*Please note that the links to the content in this Part will direct you to Westlaw AU.

The latest issue of the Journal of Banking and Finance Law and Practice (Volume 25 Part 4) contains the following material:


Journal of Banking and Finance Law and Practice 25th Anniversary – Q and A with General Editor Gregory Burton SC

It has been a busy year for the Journal of Banking and Finance Law and Practice as it celebrates its 25th anniversary. To mark the occasion the General Editor, Gregory Burton SC, answered some questions about the Journal’s progression over the last 25 years.

To purchase this article, complete the Individual Article Sale order form and email it to [email protected].

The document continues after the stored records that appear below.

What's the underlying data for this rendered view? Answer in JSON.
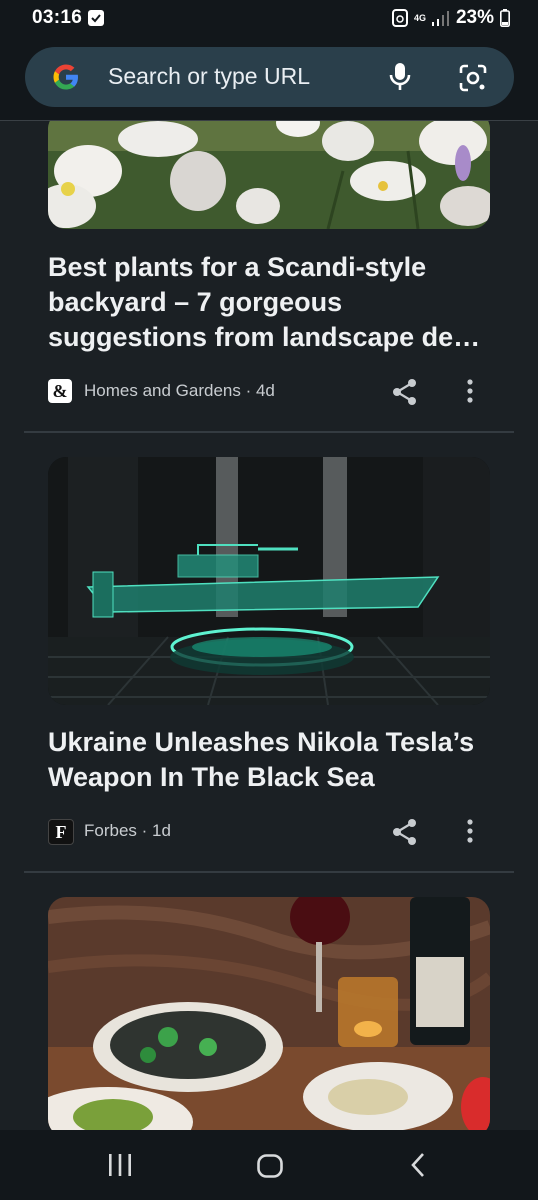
{
  "status_bar": {
    "time": "03:16",
    "network": "4G",
    "battery": "23%",
    "icons": [
      "check-notification-icon",
      "recycle-icon",
      "signal-icon",
      "battery-icon"
    ]
  },
  "search": {
    "placeholder": "Search or type URL",
    "icons": [
      "google-g-icon",
      "microphone-icon",
      "camera-lens-icon"
    ]
  },
  "feed": {
    "cards": [
      {
        "headline": "Best plants for a Scandi-style backyard – 7 gorgeous suggestions from landscape de…",
        "source": "Homes and Gardens · 4d",
        "source_logo": "&",
        "image": "white anemone flowers"
      },
      {
        "headline": "Ukraine Unleashes Nikola Tesla’s Weapon In The Black Sea",
        "source": "Forbes · 1d",
        "source_logo": "F",
        "image": "holographic boat on platform"
      },
      {
        "image": "seafood dinner table with wine"
      }
    ]
  },
  "colors": {
    "background": "#1b2024",
    "search_box": "#2a3f4b",
    "bar": "#12171b"
  }
}
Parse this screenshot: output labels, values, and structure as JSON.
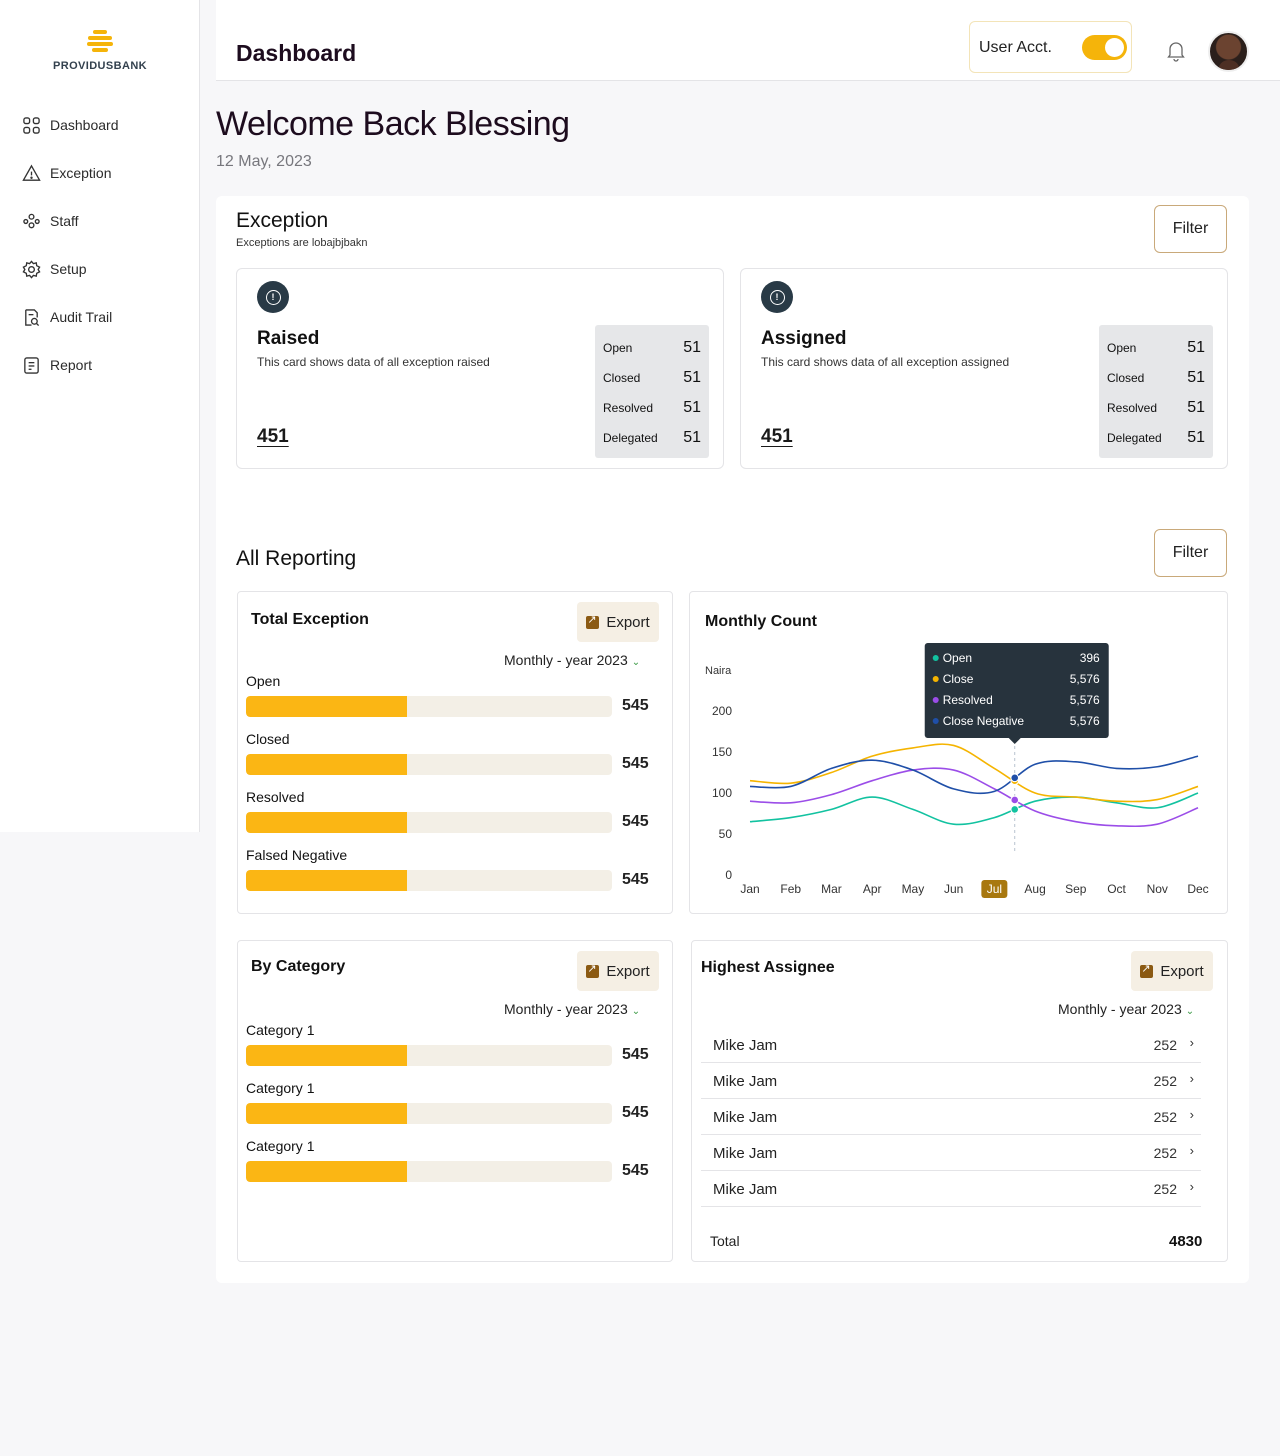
{
  "brand": {
    "name": "PROVIDUSBANK",
    "color": "#f5b40a"
  },
  "sidebar": {
    "items": [
      {
        "label": "Dashboard",
        "icon": "grid-icon"
      },
      {
        "label": "Exception",
        "icon": "warning-icon"
      },
      {
        "label": "Staff",
        "icon": "people-icon"
      },
      {
        "label": "Setup",
        "icon": "gear-icon"
      },
      {
        "label": "Audit Trail",
        "icon": "document-search-icon"
      },
      {
        "label": "Report",
        "icon": "report-icon"
      }
    ]
  },
  "header": {
    "title": "Dashboard",
    "user_acct_label": "User Acct.",
    "user_acct_toggle": true
  },
  "welcome": {
    "heading": "Welcome Back Blessing",
    "date": "12 May, 2023"
  },
  "exception": {
    "title": "Exception",
    "subtitle": "Exceptions are lobajbjbakn",
    "filter_label": "Filter",
    "cards": [
      {
        "title": "Raised",
        "desc": "This card shows data of all exception raised",
        "total": "451",
        "stats": [
          {
            "label": "Open",
            "value": "51"
          },
          {
            "label": "Closed",
            "value": "51"
          },
          {
            "label": "Resolved",
            "value": "51"
          },
          {
            "label": "Delegated",
            "value": "51"
          }
        ]
      },
      {
        "title": "Assigned",
        "desc": "This card shows data of all exception assigned",
        "total": "451",
        "stats": [
          {
            "label": "Open",
            "value": "51"
          },
          {
            "label": "Closed",
            "value": "51"
          },
          {
            "label": "Resolved",
            "value": "51"
          },
          {
            "label": "Delegated",
            "value": "51"
          }
        ]
      }
    ]
  },
  "reporting": {
    "title": "All Reporting",
    "filter_label": "Filter",
    "export_label": "Export",
    "period_label": "Monthly - year 2023",
    "total_exception": {
      "title": "Total Exception",
      "items": [
        {
          "label": "Open",
          "value": "545",
          "fill": 0.44
        },
        {
          "label": "Closed",
          "value": "545",
          "fill": 0.44
        },
        {
          "label": "Resolved",
          "value": "545",
          "fill": 0.44
        },
        {
          "label": "Falsed Negative",
          "value": "545",
          "fill": 0.44
        }
      ]
    },
    "by_category": {
      "title": "By Category",
      "items": [
        {
          "label": "Category 1",
          "value": "545",
          "fill": 0.44
        },
        {
          "label": "Category 1",
          "value": "545",
          "fill": 0.44
        },
        {
          "label": "Category 1",
          "value": "545",
          "fill": 0.44
        }
      ]
    },
    "highest_assignee": {
      "title": "Highest Assignee",
      "rows": [
        {
          "name": "Mike Jam",
          "count": "252"
        },
        {
          "name": "Mike Jam",
          "count": "252"
        },
        {
          "name": "Mike Jam",
          "count": "252"
        },
        {
          "name": "Mike Jam",
          "count": "252"
        },
        {
          "name": "Mike Jam",
          "count": "252"
        }
      ],
      "total_label": "Total",
      "total_value": "4830"
    },
    "monthly_count": {
      "title": "Monthly Count"
    }
  },
  "chart_data": {
    "type": "line",
    "title": "Monthly Count",
    "ylabel": "Naira",
    "xlabel": "",
    "categories": [
      "Jan",
      "Feb",
      "Mar",
      "Apr",
      "May",
      "Jun",
      "Jul",
      "Aug",
      "Sep",
      "Oct",
      "Nov",
      "Dec"
    ],
    "yticks": [
      0,
      50,
      100,
      150,
      200
    ],
    "ylim": [
      0,
      200
    ],
    "highlighted_category": "Jul",
    "series": [
      {
        "name": "Open",
        "color": "#12c2a0",
        "values": [
          65,
          70,
          80,
          95,
          80,
          62,
          70,
          90,
          95,
          88,
          82,
          100
        ]
      },
      {
        "name": "Close",
        "color": "#f5b400",
        "values": [
          115,
          112,
          125,
          145,
          155,
          158,
          130,
          100,
          95,
          90,
          92,
          108
        ]
      },
      {
        "name": "Resolved",
        "color": "#9b4de8",
        "values": [
          90,
          88,
          98,
          115,
          128,
          128,
          105,
          78,
          65,
          60,
          62,
          82
        ]
      },
      {
        "name": "Close Negative",
        "color": "#1f4fa8",
        "values": [
          108,
          108,
          130,
          140,
          128,
          105,
          102,
          135,
          138,
          130,
          132,
          145
        ]
      }
    ],
    "tooltip": {
      "rows": [
        {
          "name": "Open",
          "value": "396",
          "color": "#12c2a0"
        },
        {
          "name": "Close",
          "value": "5,576",
          "color": "#f5b400"
        },
        {
          "name": "Resolved",
          "value": "5,576",
          "color": "#9b4de8"
        },
        {
          "name": "Close Negative",
          "value": "5,576",
          "color": "#1f4fa8"
        }
      ]
    },
    "grid": false,
    "legend": "none"
  }
}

Applicable law in letters of credit transactions – Hang Yen Low and Keith Uff

Where a letter of credit is used in a sale of goods transaction on the home market, it is unlikely that issues in relation to conflicts of law will arise because the legal system applicable to the contract of sale or the letter of credit is unlikely to be that of a foreign system. However, where it is used in international trading, the letter of credit will transcend national borders and involve various parties in different countries. Hence, it is not uncommon for conflict of law issues to arise in letters of credit transactions. Conflict of law rules are of great importance as they affect the determination of the rights and obligations of the various parties involved and the resolution of international legal disputes. This article attempts to explore conflict of laws issues under a letter of credit transaction from the perspective of English law, with a focus on the determination of the applicable law to contractual obligations in the absence of a choice of law clause. This issue is far from simple due to the many autonomous, yet linked, contractual relationships arising from a letter of credit transaction.

To purchase this article, complete the Individual Article Sale order form and email it to [email protected].

Why the Australian finance industry should pay closer attention to chattel paper – Nicholas Mirzai and Paul Richter

Those familiar with the priorities prescribed by Pt 2.6 of the Personal Property Securities Act 2009 (Cth) (PPSA) will no doubt be aware of the default position that a security interest perfected “first in time” prevails over competing security interests pursuant to s 55(3). They will also likely be aware of the concept of a “purchase money security interest” provided for by s 14 and the “super priority” conferred on such an interest by s 62 of the PPSA. The reason for this understanding is reasonably straightforward from a commercial perspective, that is, at the time one seeks to enforce a security interest it is likely that only the creditor who holds the first ranking security interest will be able to recover that which it is owed. What might not be appreciated at first blush is that s 71 of the PPSA also provides that a person who acquires chattel paper or an interest in chattel paper usually prevails over general security interests and purchase money security interests in the chattel paper. Notwithstanding this, the use of chattel paper as a financing tool is rare in Australia for reasons which can only be speculated. This article explores the concept of chattel paper and its utility in Australian commerce in particular circumstances, to ensure secured parties are best protecting their interests.

To purchase this article, complete the Individual Article Sale order form and email it to [email protected].

Pacific injustice and instability: Bank account closures of Australian money transfer operators – Ken C Ooi and Ross P Buckley

Remittances from Australia to the Pacific Islands play a significant role in encouraging economic development and stability in the region. Money transfer operators promote financial inclusion and provide an important service by facilitating these remittances. Despite providing such a valuable service, Australian money transfer operators have been facing account closures by their banks. This article aims to examine the impact of regulation on financial inclusion. It argues that the current approach to anti-money laundering and counter-terrorist financing regulation has had the unintended consequence of encouraging banks to create financial exclusion. The article concludes that timely attention from industry, banks, government and regulatory bodies is required and provides suggestions to address this issue.

To purchase this article, complete the Individual Article Sale order form and email it to [email protected].



  • Forum response: Why should Australian policymakers care about crowdfunding?


  • BEA games


  • The High Court is set to consider the Victorian Lend Lease decisions


  • Secret commissions and theft by employees


  • Cross-border insolvency: Federal Court considers the location of “centre of main interests” again



  • Amendments to the Financial Instruments and Exchange Act


  • Canadian government releases public consultation paper on a Taxpayer Protection and Bank Recapitalization regime

For the pdf version of the table of contents, click here: WAU – JBFLP Vol 25 Pt 4 Contents.

Click here to access this Part on Westlaw AU